This year Nepal Government issued permits to record 381 climbers to scale the Mount Everest as part of the —making the 2019 season one of the busiest climbing season ever.
However, the government’s biggest push to commercialize the world highest peak face criticisms for poor management and traffic jam and issuing of permits to more climbers that it could handle bringing the way authorities manage Everest under massive scrutiny.
This season has been the deadliest climbing season with 11 deaths on Everest. Many climbers and media have claimed that some of the deaths this year were caused by the traffic jam on the way to the top which made the climbers wait for hours on the way up and down.
During an interview with Prime Minister K P Sharma Oli, the BBC had presented a documentary report on Everest expedition this season. In the documentary, the BBC claimed that of the total 60 liaison officers deployed at the base camp to regulate the expedition team, only five were on the duty.
“Did that revelation disturb you?” Mathew Amliwala had asked PM Oli. But Oli was without a concrete answer.
Oli also claimed that the situation is not as worse as it is rumored and the reason behind the deaths was not due to the crowd.
In contrast to BBC claim, the Department of Tourism, two days later, said that only 15 of the deployed 37 officials for the 44 expedition teams had not reached the base camp, according to a report by Onlinekhabar.
Many of the liaison officers who did not reach the base camp said they were unable to reach there due to their health condition, it further said.
Mountaineer Pemba Dorje Sherpa also denied the reports that too many people on the Everest were the cause of deaths.
‘No, climbers do not die due to traffic jam,” said the 20 time Everest summiteer in a television interview Janata Janna Chahanchan.
“Most of the deaths are due to inexperience and weather condition. Ascending Everest is itself a risky business. There is always a danger of avalanches and blizzards,” he said.
“When the queue is longer, climbers may suffer from cold and frostbite. There is also a risk of running out of oxygen. But we cannot blame traffic jam for the climbers’ deaths.”

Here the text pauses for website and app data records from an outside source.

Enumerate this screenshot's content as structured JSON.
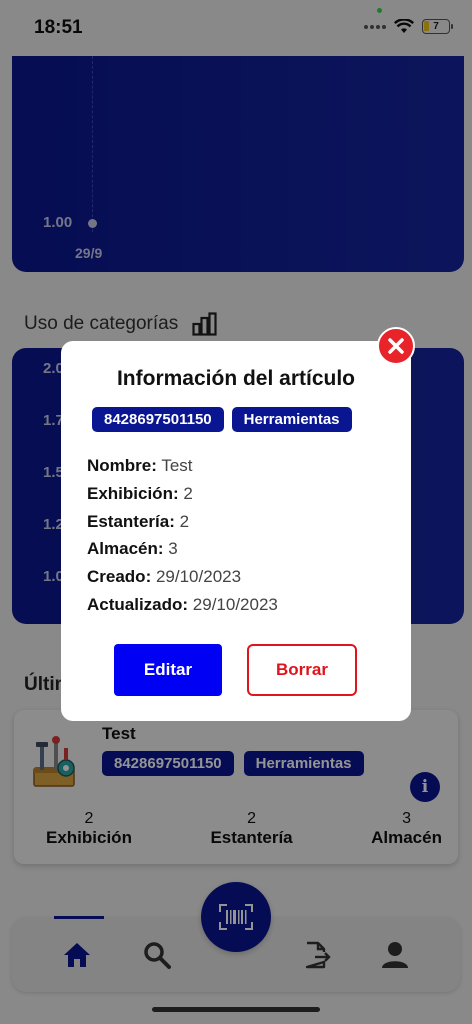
{
  "status_bar": {
    "time": "18:51",
    "battery": "7"
  },
  "chart_top": {
    "y_tick": "1.00",
    "x_tick": "29/9"
  },
  "categories_section": {
    "title": "Uso de categorías",
    "y_ticks": [
      "2.0",
      "1.7",
      "1.5",
      "1.2",
      "1.0"
    ]
  },
  "last_items": {
    "title": "Últim",
    "item": {
      "name": "Test",
      "code": "8428697501150",
      "category": "Herramientas",
      "stats": [
        {
          "value": "2",
          "label": "Exhibición"
        },
        {
          "value": "2",
          "label": "Estantería"
        },
        {
          "value": "3",
          "label": "Almacén"
        }
      ]
    }
  },
  "modal": {
    "title": "Información del artículo",
    "code": "8428697501150",
    "category": "Herramientas",
    "fields": [
      {
        "label": "Nombre:",
        "value": "Test"
      },
      {
        "label": "Exhibición:",
        "value": "2"
      },
      {
        "label": "Estantería:",
        "value": "2"
      },
      {
        "label": "Almacén:",
        "value": "3"
      },
      {
        "label": "Creado:",
        "value": "29/10/2023"
      },
      {
        "label": "Actualizado:",
        "value": "29/10/2023"
      }
    ],
    "edit_label": "Editar",
    "delete_label": "Borrar"
  },
  "colors": {
    "primary": "#0a1592",
    "accent_blue": "#0000f5",
    "danger": "#e0141c"
  },
  "nav": {
    "icons": [
      "home-icon",
      "search-icon",
      "barcode-scan-icon",
      "file-export-icon",
      "user-icon"
    ]
  }
}
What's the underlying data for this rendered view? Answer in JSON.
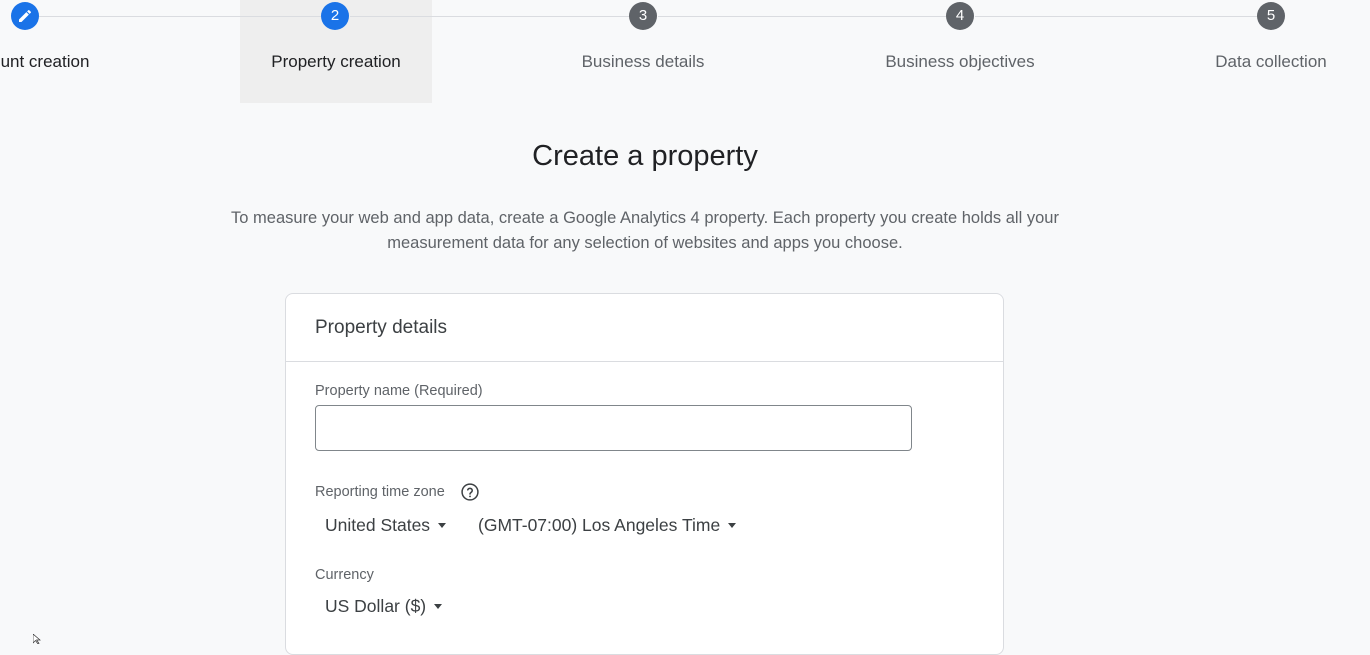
{
  "stepper": {
    "steps": [
      {
        "number": "",
        "label": "unt creation",
        "state": "done",
        "icon": "pencil-icon"
      },
      {
        "number": "2",
        "label": "Property creation",
        "state": "current"
      },
      {
        "number": "3",
        "label": "Business details",
        "state": "pending"
      },
      {
        "number": "4",
        "label": "Business objectives",
        "state": "pending"
      },
      {
        "number": "5",
        "label": "Data collection",
        "state": "pending"
      }
    ]
  },
  "page": {
    "title": "Create a property",
    "description_line1": "To measure your web and app data, create a Google Analytics 4 property. Each property you create holds all your",
    "description_line2": "measurement data for any selection of websites and apps you choose."
  },
  "card": {
    "header": "Property details",
    "property_name": {
      "label": "Property name (Required)",
      "value": "",
      "placeholder": ""
    },
    "time_zone": {
      "label": "Reporting time zone",
      "help_icon": "help-circle-icon",
      "country": "United States",
      "zone": "(GMT-07:00) Los Angeles Time"
    },
    "currency": {
      "label": "Currency",
      "value": "US Dollar ($)"
    }
  },
  "colors": {
    "accent": "#1a73e8",
    "pending_step": "#5f6368",
    "background": "#f8f9fa",
    "current_step_bg": "#eeeeee"
  }
}
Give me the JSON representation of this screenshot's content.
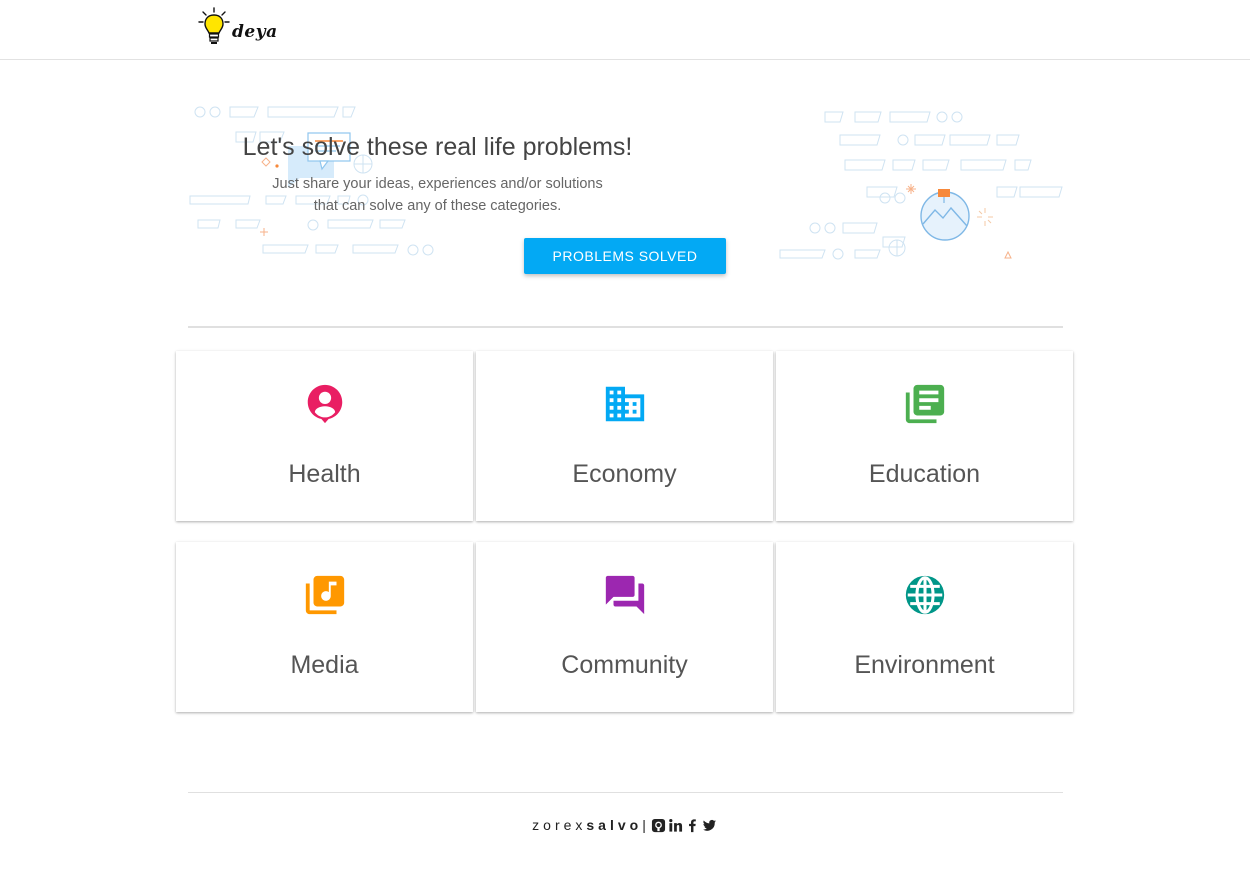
{
  "header": {
    "logo_text": "deya"
  },
  "hero": {
    "title": "Let's solve these real life problems!",
    "subtitle_line1": "Just share your ideas, experiences and/or solutions",
    "subtitle_line2": "that can solve any of these categories.",
    "button_label": "PROBLEMS SOLVED"
  },
  "categories": [
    {
      "label": "Health",
      "icon": "person-pin-icon",
      "color": "#e91e63"
    },
    {
      "label": "Economy",
      "icon": "business-icon",
      "color": "#03a9f4"
    },
    {
      "label": "Education",
      "icon": "library-books-icon",
      "color": "#4caf50"
    },
    {
      "label": "Media",
      "icon": "library-music-icon",
      "color": "#ff9800"
    },
    {
      "label": "Community",
      "icon": "forum-icon",
      "color": "#9c27b0"
    },
    {
      "label": "Environment",
      "icon": "globe-icon",
      "color": "#009688"
    }
  ],
  "footer": {
    "author_first": "zorex",
    "author_last": "salvo",
    "separator": "|",
    "social": [
      "github-icon",
      "linkedin-icon",
      "facebook-icon",
      "twitter-icon"
    ]
  },
  "colors": {
    "accent": "#03a9f4"
  }
}
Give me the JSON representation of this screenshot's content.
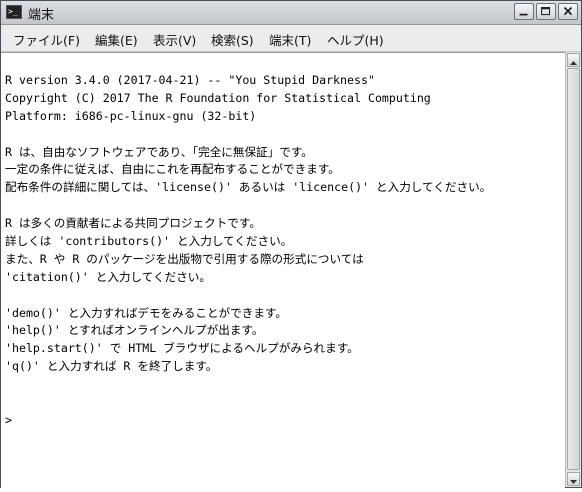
{
  "window": {
    "title": "端末"
  },
  "icons": {
    "app": "terminal-icon",
    "minimize": "minimize-icon",
    "maximize": "maximize-icon",
    "close": "close-icon",
    "scroll_up": "arrow-up-icon",
    "scroll_down": "arrow-down-icon"
  },
  "menu": {
    "items": [
      {
        "label": "ファイル(F)"
      },
      {
        "label": "編集(E)"
      },
      {
        "label": "表示(V)"
      },
      {
        "label": "検索(S)"
      },
      {
        "label": "端末(T)"
      },
      {
        "label": "ヘルプ(H)"
      }
    ]
  },
  "console": {
    "lines": [
      "R version 3.4.0 (2017-04-21) -- \"You Stupid Darkness\"",
      "Copyright (C) 2017 The R Foundation for Statistical Computing",
      "Platform: i686-pc-linux-gnu (32-bit)",
      "",
      "R は、自由なソフトウェアであり、「完全に無保証」です。",
      "一定の条件に従えば、自由にこれを再配布することができます。",
      "配布条件の詳細に関しては、'license()' あるいは 'licence()' と入力してください。",
      "",
      "R は多くの貢献者による共同プロジェクトです。",
      "詳しくは 'contributors()' と入力してください。",
      "また、R や R のパッケージを出版物で引用する際の形式については",
      "'citation()' と入力してください。",
      "",
      "'demo()' と入力すればデモをみることができます。",
      "'help()' とすればオンラインヘルプが出ます。",
      "'help.start()' で HTML ブラウザによるヘルプがみられます。",
      "'q()' と入力すれば R を終了します。",
      "",
      "",
      ">"
    ]
  }
}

“Of course, overcrowding has been a problem that needs to be addressed. To avoid such crowds the government should issue 300 or fewer permits in the coming year.”
Another major concern about Everest is the heap of trash left by the mountain expeditioners. Although the government has launched Everest clean-up drive from time to time, the rubbish such as fluorescent tents, discarded climbing equipment, empty gas canisters and even human excrement litter the route to the summit of the 8,848-meter (29,029-foot) peak which has made the world’s tallest peak look ugly.
Sherpa said that the government should give Everest a rest for at least a year to give space for clean-up campaign.
He was of the view that the government should deploy mountaineers or Nepal Army personnel instead of inexperienced government employees to clean the Everest.
Asked why the group of mountaineers deployed to clean the Everest did not clean the trash, he said, “The government officials who were on the base camp did not pay the climbers. Why would the mountaineers work?”
According to him, the Sherpa mountaineers were made the victim of politics in the name of trash collection by some corrupt government officials.
“They take money for cleaning the mountain and don’t pay the mountaineers. We even filed written complaints at the Tourism Board. But, they don’t listen,” he said.
He also suggested the government take concrete measures before it is too late.
“Along with clean-up drive, the government should think about not letting garbage on the Everest.”